[…] As often happens in Cyberpunk, one moment you’re cruising through Night City, the next you’re falling through a white void peering up at the flimsy undersides of streets and buildings, floating textures arrayed — as in William Gibson’s description of cyberspace itself — like a “transparent 3-D chessboard extending to infinity.” Such violations of a game’s projected reality, Sam Barsanti has written, are akin to “going backstage at a Chuck E. Cheese, but instead of seeing empty mouse costumes and machinery, you’ll find vast wastelands of darkness, mysterious black cubes that serve some unknown function, and creepy close-up eyeballs.” The texture of Barsanti’s analogy — cosmic horror crossed with modernist minimalism — underscores the easy assimilability of such disturbances to quite conventional standards of good art.
Despite this, however, the critical reception of Cyberpunk’s reality-breaking glitches (I’ll leave aside the genuinely game-breaking ones for now) has been uniformly negative. In the gaming world, glitches are flaws, plain and simple. Certainly, they can be celebrated for their comedic value or exploited for gameplay advantages, and there also exists a thriving field of “glitch art,” including one artist who has used Cyberpunk to produce images — some quite beautiful — that further highlight glitches’ essentially modernist or postmodernist visual potential. But I have yet to encounter anyone who has seriously argued — as critics have often done about nearly every other kind of surface deviation in art, from continuity errors in films to spelling mistakes in poems — that a glitch in Cyberpunk genuinely improves the game artistically.

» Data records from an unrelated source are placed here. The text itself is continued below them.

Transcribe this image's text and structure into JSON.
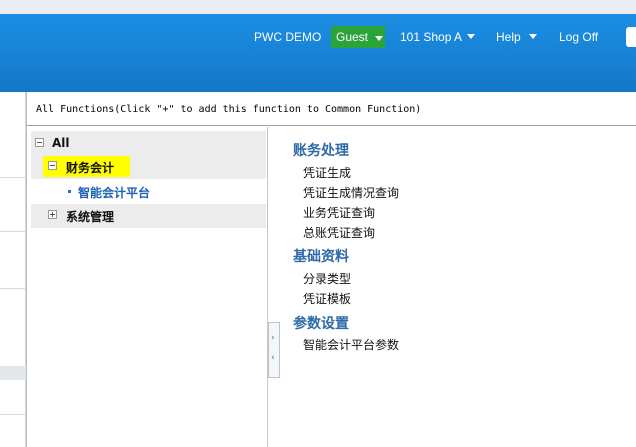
{
  "header": {
    "nav": [
      "PWC DEMO",
      "Guest",
      "101 Shop A",
      "Help",
      "Log Off"
    ]
  },
  "panel": {
    "title": "All Functions(Click \"+\" to add this function to Common Function)"
  },
  "tree": {
    "root": "All",
    "nodes": [
      {
        "label": "财务会计",
        "children": [
          "智能会计平台"
        ]
      },
      {
        "label": "系统管理",
        "children": []
      }
    ]
  },
  "content": {
    "sections": [
      {
        "title": "账务处理",
        "items": [
          "凭证生成",
          "凭证生成情况查询",
          "业务凭证查询",
          "总账凭证查询"
        ]
      },
      {
        "title": "基础资料",
        "items": [
          "分录类型",
          "凭证模板"
        ]
      },
      {
        "title": "参数设置",
        "items": [
          "智能会计平台参数"
        ]
      }
    ]
  },
  "colors": {
    "header": "#1a88de",
    "guest_highlight": "#2aa43a",
    "tree_highlight": "#ffff00",
    "section_title": "#2f6aa8"
  }
}
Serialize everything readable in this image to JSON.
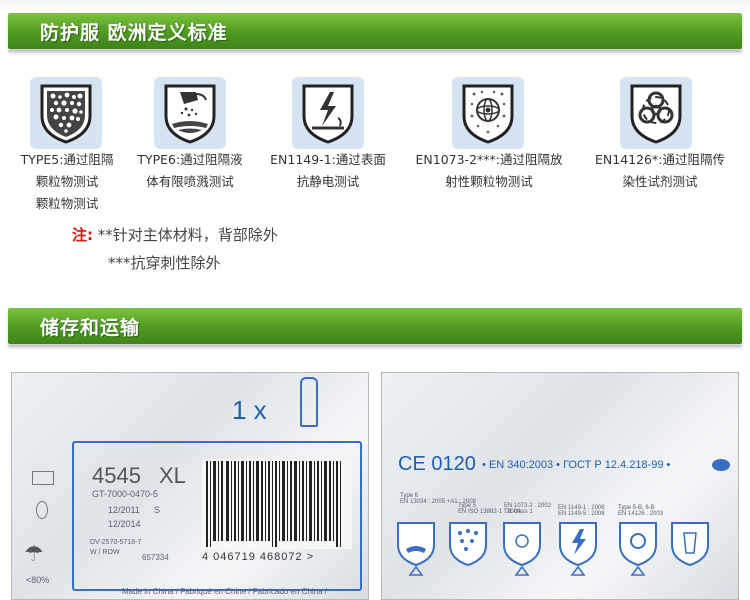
{
  "section1": {
    "title": "防护服 欧洲定义标准"
  },
  "standards": [
    {
      "icon": "particle-shield-icon",
      "line1": "TYPE5:通过阻隔",
      "line2": "颗粒物测试",
      "line3": "颗粒物测试"
    },
    {
      "icon": "liquid-spray-shield-icon",
      "line1": "TYPE6:通过阻隔液",
      "line2": "体有限喷溅测试"
    },
    {
      "icon": "antistatic-shield-icon",
      "line1": "EN1149-1:通过表面",
      "line2": "抗静电测试"
    },
    {
      "icon": "radioactive-particle-shield-icon",
      "line1": "EN1073-2***:通过阻隔放",
      "line2": "射性颗粒物测试"
    },
    {
      "icon": "biohazard-shield-icon",
      "line1": "EN14126*:通过阻隔传",
      "line2": "染性试剂测试"
    }
  ],
  "note": {
    "label": "注:",
    "line1": " **针对主体材料，背部除外",
    "line2": "***抗穿刺性除外"
  },
  "section2": {
    "title": "储存和运输"
  },
  "package_left": {
    "count": "1 x",
    "model": "4545",
    "size": "XL",
    "code": "GT-7000-0470-5",
    "date1": "12/2011",
    "date1_suffix": "S",
    "date2": "12/2014",
    "ref1": "DV-2570-5718-7",
    "ref2": "W / ROW",
    "ref3": "657334",
    "barcode_number": "4 046719 468072 >",
    "humidity": "<80%",
    "origin": "Made in China / Fabriqué en Chine / Fabricado en China /"
  },
  "package_right": {
    "ce_mark": "CE 0120",
    "standard_line": "• EN 340:2003 • ГОСТ Р 12.4.218-99 •",
    "labels": [
      {
        "name": "Type 6",
        "sub": "EN 13034 : 2005 +A1 : 2009"
      },
      {
        "name": "Type 5",
        "sub": "EN ISO 13982-1 : 2004"
      },
      {
        "name": "EN 1073-2 : 2002",
        "sub": "TIL class 1"
      },
      {
        "name": "EN 1149-1 : 2006",
        "sub": "EN 1149-5 : 2008"
      },
      {
        "name": "Type 5-B, 6-B",
        "sub": "EN 14126 : 2003"
      }
    ]
  },
  "colors": {
    "banner": "#4f9a22",
    "icon_bg": "#d6e4f2",
    "note_red": "#e01010",
    "package_blue": "#1f5fb0"
  }
}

Manu Sharma spoke to four ROM Corruption artists about their craft. ROM corruption is the art of corrupting a rom file to do things it’s not supposed to. The result is usually weird graphical and audio glitches. However, the RC artists gave their own definitions:
A click of my mouse, and a screenshot from a Legend of Zelda game opens up. It is a perfectly mundane, if slightly nostalgic, image in all but one key detail: Link, the protagonist, is possessed of a face that has been mangled by a glitch, with his mouth transformed into a jumble of vertical and horizontal lines, and his eyes completely missing.
This piece of surreal videogame artistry is part of a larger movement called ROM Corruption, and Jordan Bortner, the practitioner responsible for the aforementioned artwork, was among Dawnia Darkstone, Sabato Visconti and Rudy Paganini, as artists engaged with this craft, that I approached for interviews.
To begin with, I was curious as to how each one defined and approached ROM Corruption. I had hitherto understood it to be a collection of techniques used to distort, modify or outright break the data of old videogames, with the prefix serving data copied from a read-only memory chip, as is done to transfer the contents of old videogame cartridges onto PC systems, wherein the surreal magic happens.
Ben Barnhart examined the history of glitch art and its most popular artists:
Glitch Art is becoming increasingly popular and common in the design world lately, even though it’s been around for fifty years.
And while it might look like a mistake, we predict it’s going to be sticking around for a while. Digital culture is taking over everything, and that includes the art world. Enter Glitch Art.
In the age of technology, using coding to morph an image into an aesthetically pleasing error-ridden form of itself is one of the coolest types of digital art we’ve seen.
Missingno is one of the most famous glitch entities in gaming and it has spawned a host of art pieces, prints, stickers, t-shirts, etc. There was also an instance where a Pokémon franchise artist made official art of Missingno in a few of its forms.
Peanut Butter Gamer has a lot of great hacking videos out but this is my favourite just for the song near the end.